When we examine the market drivers of battery mineral demand, electrical vehicles (EVs) are clearly out in front. Half of the world’s 211,000 tonnes of lithium carbonate equivalent (LCE) used in 2017 was accounted for by electric cars and by 2027, that figure is expected to be 90% of 1,265,000 tonnes, according to the Australian Department of Industry, Innovation and Science (DIIS). Electric vehicles need large batteries and rising demand in this area is expected to create large markets for battery-grade lithium for the foreseeable future.
And while lithium and cobalt have commanded the most coverage, vanadium, graphite and rare earth minerals are also attracting an increasing amount of attention due to their uses in battery power and storage. Not to be outdone, both nickel and copper are also powering up, with electric vehicles expected to contain around four times as much copper as vehicles with combustion–powered engines.
We have witnessed something of a surge followed by a levelling off in the price of several nonferrous metals and minerals used in Li-ion batteries, such as lithium, cobalt, nickel and manganese. But whatever the price fluctuations, the demand is certain to continue, which means the mining industry must overcome certain challenges and barriers quickly if it is to meet this growing need.
Can mining move quickly to take advantage of the current demand surge and do so in an ethically sound and environmentally aware manner?

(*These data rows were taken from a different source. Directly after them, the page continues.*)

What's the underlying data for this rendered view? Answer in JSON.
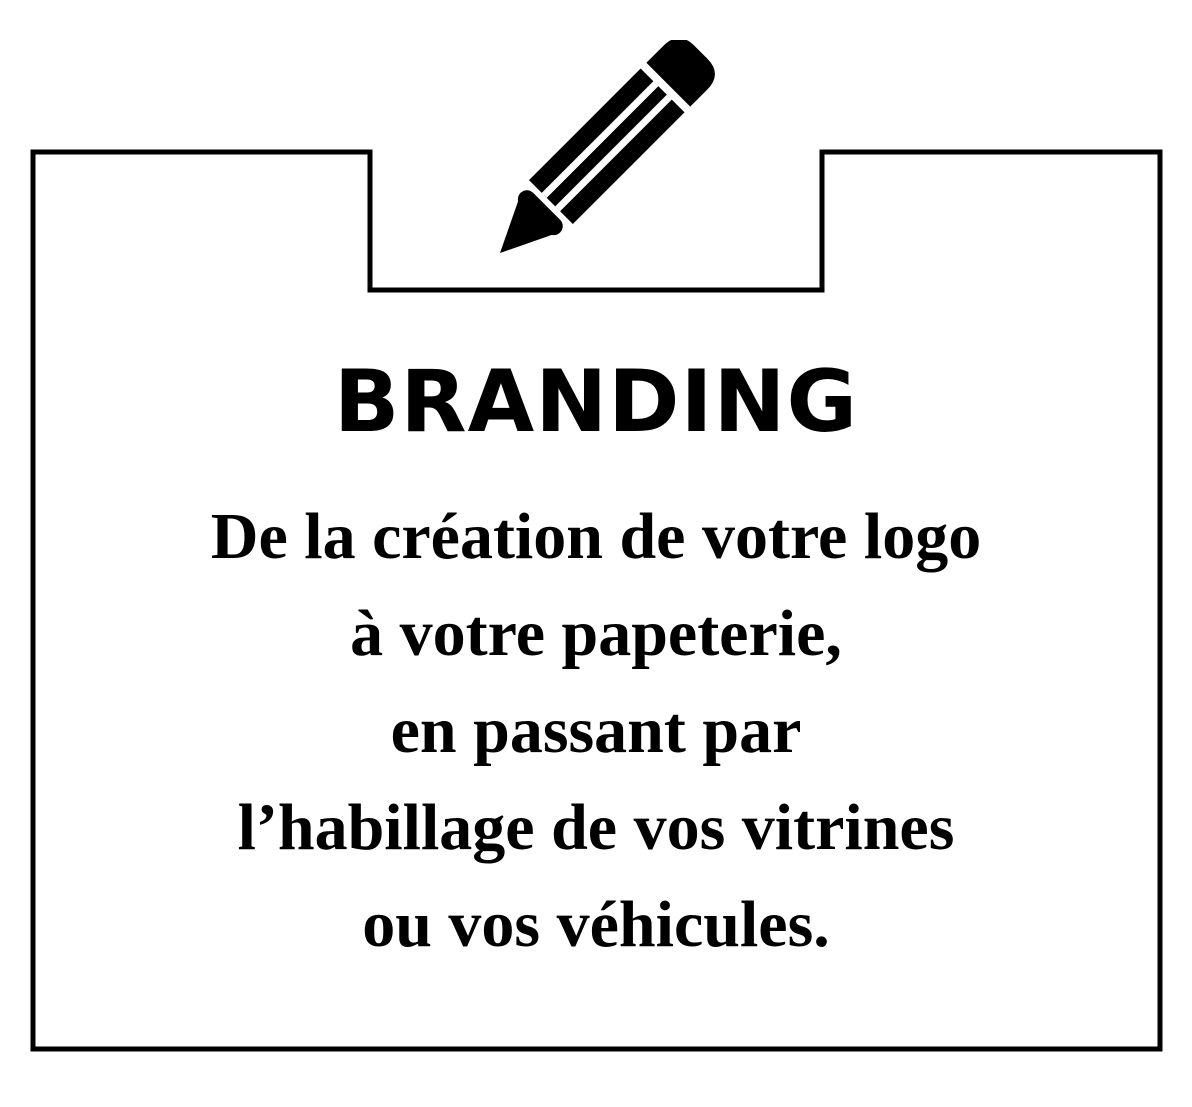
{
  "card": {
    "title": "BRANDING",
    "icon": "pencil-icon",
    "lines": [
      "De la création de votre logo",
      "à votre papeterie,",
      "en passant par",
      "l’habillage de vos vitrines",
      "ou vos véhicules."
    ]
  },
  "colors": {
    "ink": "#000000",
    "background": "#ffffff"
  }
}
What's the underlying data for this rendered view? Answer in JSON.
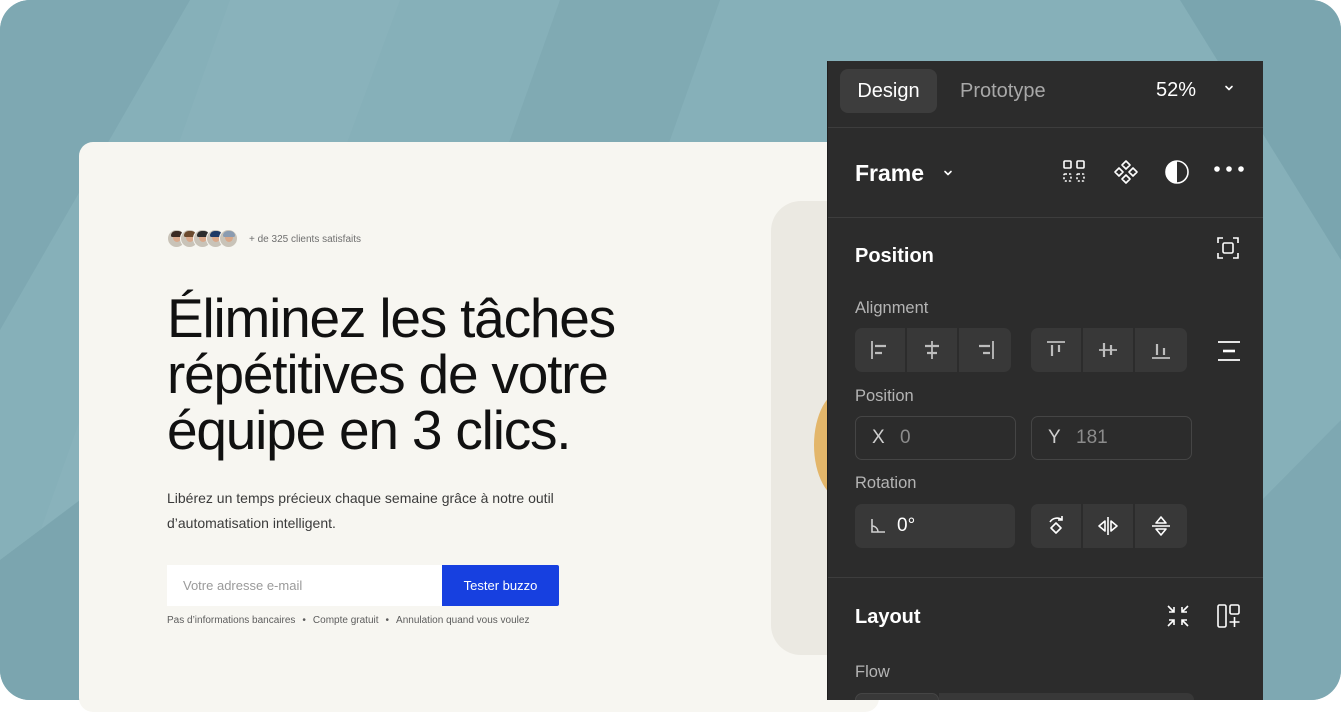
{
  "landing": {
    "clients_text": "+ de 325 clients satisfaits",
    "hero_title_line1": "Éliminez les tâches",
    "hero_title_line2": "répétitives de votre",
    "hero_title_line3": "équipe en 3 clics.",
    "hero_sub_line1": "Libérez un temps précieux chaque semaine grâce à notre outil",
    "hero_sub_line2": "d’automatisation intelligent.",
    "email_placeholder": "Votre adresse e-mail",
    "cta_label": "Tester buzzo",
    "perks": [
      "Pas d’informations bancaires",
      "Compte gratuit",
      "Annulation quand vous voulez"
    ],
    "perk_separator": "•",
    "avatars": [
      {
        "hair": "#3a2a22"
      },
      {
        "hair": "#6b4a2e"
      },
      {
        "hair": "#2d2d2d"
      },
      {
        "hair": "#1f3a66"
      },
      {
        "hair": "#8a9bb0"
      }
    ]
  },
  "panel": {
    "tabs": {
      "design": "Design",
      "prototype": "Prototype"
    },
    "zoom": "52%",
    "frame": {
      "label": "Frame",
      "icons": [
        "grid-icon",
        "component-icon",
        "contrast-icon",
        "more-icon"
      ]
    },
    "position_section": {
      "title": "Position",
      "alignment_label": "Alignment",
      "position_label": "Position",
      "x_label": "X",
      "x_value": "0",
      "y_label": "Y",
      "y_value": "181",
      "rotation_label": "Rotation",
      "rotation_value": "0°"
    },
    "layout_section": {
      "title": "Layout",
      "flow_label": "Flow"
    }
  },
  "colors": {
    "background": "#86b0b9",
    "card": "#f7f6f1",
    "accent": "#1740e0",
    "panel": "#2c2c2c",
    "deco_circle": "#e3b66a"
  }
}
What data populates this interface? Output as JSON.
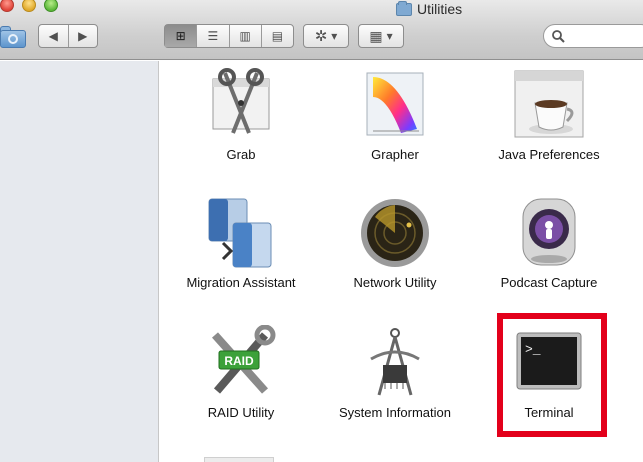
{
  "window": {
    "title": "Utilities"
  },
  "toolbar": {
    "back_glyph": "◀",
    "forward_glyph": "▶",
    "views": [
      "⊞",
      "☰",
      "▥",
      "▤"
    ],
    "action_glyph": "✲",
    "arrange_glyph": "▦",
    "dropdown_glyph": "▾",
    "search": {
      "value": "",
      "placeholder": ""
    }
  },
  "apps": [
    {
      "name": "Grab",
      "icon": "grab-icon"
    },
    {
      "name": "Grapher",
      "icon": "grapher-icon"
    },
    {
      "name": "Java Preferences",
      "icon": "java-preferences-icon"
    },
    {
      "name": "Migration Assistant",
      "icon": "migration-assistant-icon"
    },
    {
      "name": "Network Utility",
      "icon": "network-utility-icon"
    },
    {
      "name": "Podcast Capture",
      "icon": "podcast-capture-icon"
    },
    {
      "name": "RAID Utility",
      "icon": "raid-utility-icon"
    },
    {
      "name": "System Information",
      "icon": "system-information-icon"
    },
    {
      "name": "Terminal",
      "icon": "terminal-icon"
    }
  ],
  "terminal_prompt": ">_",
  "raid_badge": "RAID",
  "colors": {
    "highlight": "#e3001b",
    "sidebar": "#e6e9ee"
  }
}
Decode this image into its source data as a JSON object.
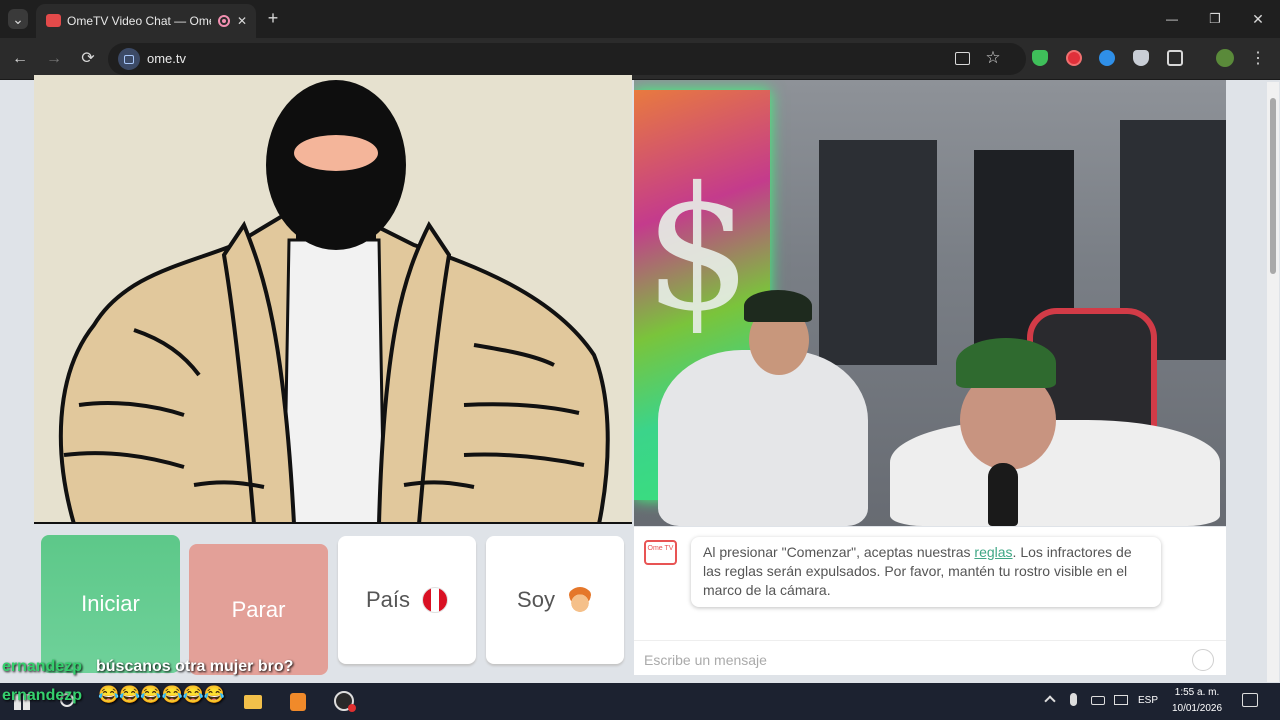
{
  "browser": {
    "tab_title": "OmeTV Video Chat — Ome",
    "url": "ome.tv",
    "new_tab_glyph": "+",
    "close_tab_glyph": "✕",
    "back_glyph": "←",
    "forward_glyph": "→",
    "reload_glyph": "⟳",
    "minimize_glyph": "—",
    "maximize_glyph": "❐",
    "close_window_glyph": "✕",
    "tab_search_glyph": "⌄",
    "bookmark_glyph": "☆",
    "menu_glyph": "⋮"
  },
  "controls": {
    "start_label": "Iniciar",
    "stop_label": "Parar",
    "country_label": "País",
    "gender_label": "Soy"
  },
  "chat": {
    "logo_text": "Ome TV",
    "notice_prefix": "Al presionar \"Comenzar\", aceptas nuestras ",
    "notice_link": "reglas",
    "notice_suffix": ". Los infractores de las reglas serán expulsados. Por favor, mantén tu rostro visible en el marco de la cámara.",
    "input_placeholder": "Escribe un mensaje"
  },
  "overlay": {
    "line1_user": "ernandezp",
    "line1_text": "búscanos otra mujer bro?",
    "line2_user": "ernandezp",
    "line2_text": "😂😂😂😂😂😂"
  },
  "taskbar": {
    "language": "ESP",
    "time": "1:55 a. m.",
    "date": "10/01/2026"
  },
  "colors": {
    "start_button": "#5dc889",
    "stop_button": "#e3a098",
    "link": "#3fa785",
    "overlay_user": "#35d06d"
  }
}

So, what are the challenges in responding to the new demand and making the most of the new opportunities? Like in any area of fast growth and a near-constant flow of new operations, skills, knowledge and experience quickly become hard to come by. The complexity of the extraction involved is often high, which only adds to the challenge. This obstacle is not easily overcome. But as a starting point, mining operators should carefully choose a partner that can bring experience and skills to the table, is willing to collaborate and co-create innovative solutions and leverage the most relevant benefits from digitalization and data.
A further challenge is environmental. With many of the final products that contain battery minerals reaching a woke consumer market, ethical and environmental practices and sourcing are never far from the consumer’s mind or, indeed, the media. And while cobalt continues to grab headlines, it is not the only mineral that causes disquiet. The extraction of nickel, for instance, comes at an environmental cost with water pollution and sulphur dioxide emissions big concerns, while lithium creates sodium sulphate as a by-product, as well as significant tailings.
Again, these challenges must be addressed in a forthright manner: How can mining move quickly to take advantage of the current demand surge and do so in an ethically sound and environmentally aware manner? The answer is complex, it requires courage and new ways of thinking – and it requires working together with new and old partners that understand these issues and who will find the best way forward so you can grab this opportunity quickly and with the minimum of risk.